TASK DATA below:
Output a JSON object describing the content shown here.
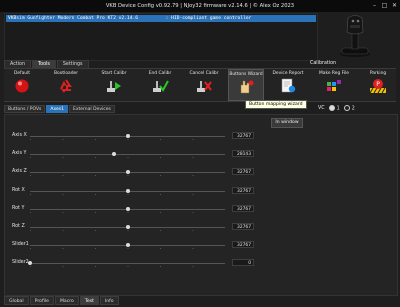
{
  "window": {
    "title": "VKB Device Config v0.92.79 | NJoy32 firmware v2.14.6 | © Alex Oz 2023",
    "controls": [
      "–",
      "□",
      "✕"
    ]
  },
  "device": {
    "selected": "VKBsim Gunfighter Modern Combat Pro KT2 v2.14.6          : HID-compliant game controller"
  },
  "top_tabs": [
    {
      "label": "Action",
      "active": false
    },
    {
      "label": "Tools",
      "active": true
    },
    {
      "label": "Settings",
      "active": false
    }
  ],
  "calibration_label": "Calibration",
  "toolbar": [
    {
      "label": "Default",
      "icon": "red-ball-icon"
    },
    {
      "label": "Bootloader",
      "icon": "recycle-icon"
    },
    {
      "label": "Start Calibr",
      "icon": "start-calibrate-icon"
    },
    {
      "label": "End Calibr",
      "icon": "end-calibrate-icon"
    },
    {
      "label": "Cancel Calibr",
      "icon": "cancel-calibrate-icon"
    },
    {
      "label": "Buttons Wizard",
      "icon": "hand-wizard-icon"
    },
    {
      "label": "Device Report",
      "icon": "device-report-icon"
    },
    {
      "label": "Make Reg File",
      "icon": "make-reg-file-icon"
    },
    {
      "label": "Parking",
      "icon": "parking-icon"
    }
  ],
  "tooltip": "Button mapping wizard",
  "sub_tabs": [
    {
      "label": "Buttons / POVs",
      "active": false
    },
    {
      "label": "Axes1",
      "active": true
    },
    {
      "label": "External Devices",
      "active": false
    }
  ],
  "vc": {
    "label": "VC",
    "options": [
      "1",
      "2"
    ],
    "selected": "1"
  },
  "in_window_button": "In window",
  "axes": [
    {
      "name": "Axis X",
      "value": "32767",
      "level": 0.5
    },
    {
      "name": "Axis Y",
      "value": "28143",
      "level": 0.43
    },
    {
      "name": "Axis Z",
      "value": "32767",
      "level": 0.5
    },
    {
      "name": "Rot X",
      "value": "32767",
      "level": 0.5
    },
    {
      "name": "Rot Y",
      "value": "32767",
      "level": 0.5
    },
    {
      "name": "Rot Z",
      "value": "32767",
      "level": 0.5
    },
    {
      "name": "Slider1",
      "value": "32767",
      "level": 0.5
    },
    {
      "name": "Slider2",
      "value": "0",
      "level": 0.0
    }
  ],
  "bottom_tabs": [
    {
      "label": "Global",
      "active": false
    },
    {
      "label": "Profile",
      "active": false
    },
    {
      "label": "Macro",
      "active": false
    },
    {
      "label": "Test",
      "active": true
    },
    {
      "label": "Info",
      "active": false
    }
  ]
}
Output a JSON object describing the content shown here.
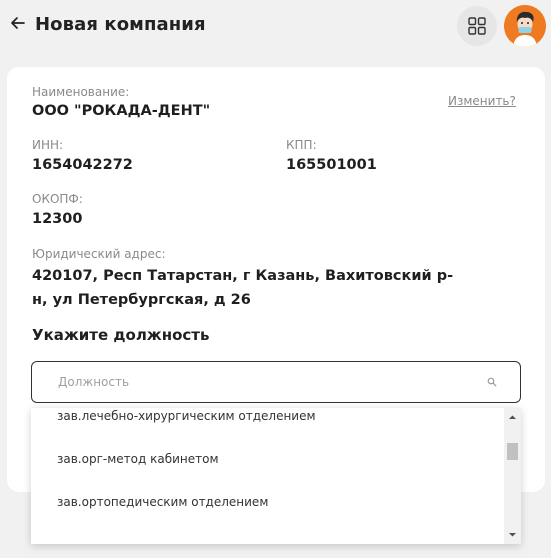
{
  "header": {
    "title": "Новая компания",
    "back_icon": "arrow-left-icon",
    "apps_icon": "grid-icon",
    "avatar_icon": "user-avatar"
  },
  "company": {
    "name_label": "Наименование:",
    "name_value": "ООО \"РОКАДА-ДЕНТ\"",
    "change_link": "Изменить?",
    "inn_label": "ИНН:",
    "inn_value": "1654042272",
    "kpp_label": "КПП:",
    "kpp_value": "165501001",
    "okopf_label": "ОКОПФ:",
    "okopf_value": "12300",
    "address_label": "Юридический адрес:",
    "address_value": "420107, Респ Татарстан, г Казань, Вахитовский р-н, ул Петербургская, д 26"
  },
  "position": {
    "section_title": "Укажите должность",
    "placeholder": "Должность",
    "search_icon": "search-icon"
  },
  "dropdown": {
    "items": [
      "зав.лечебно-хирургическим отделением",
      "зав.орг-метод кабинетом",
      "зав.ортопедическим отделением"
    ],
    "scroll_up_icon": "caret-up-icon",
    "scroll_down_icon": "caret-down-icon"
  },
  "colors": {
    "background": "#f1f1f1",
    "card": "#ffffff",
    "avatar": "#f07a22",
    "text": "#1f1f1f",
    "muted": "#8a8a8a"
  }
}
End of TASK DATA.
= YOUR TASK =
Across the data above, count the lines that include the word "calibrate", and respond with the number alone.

= RESULT OF THIS TASK =
3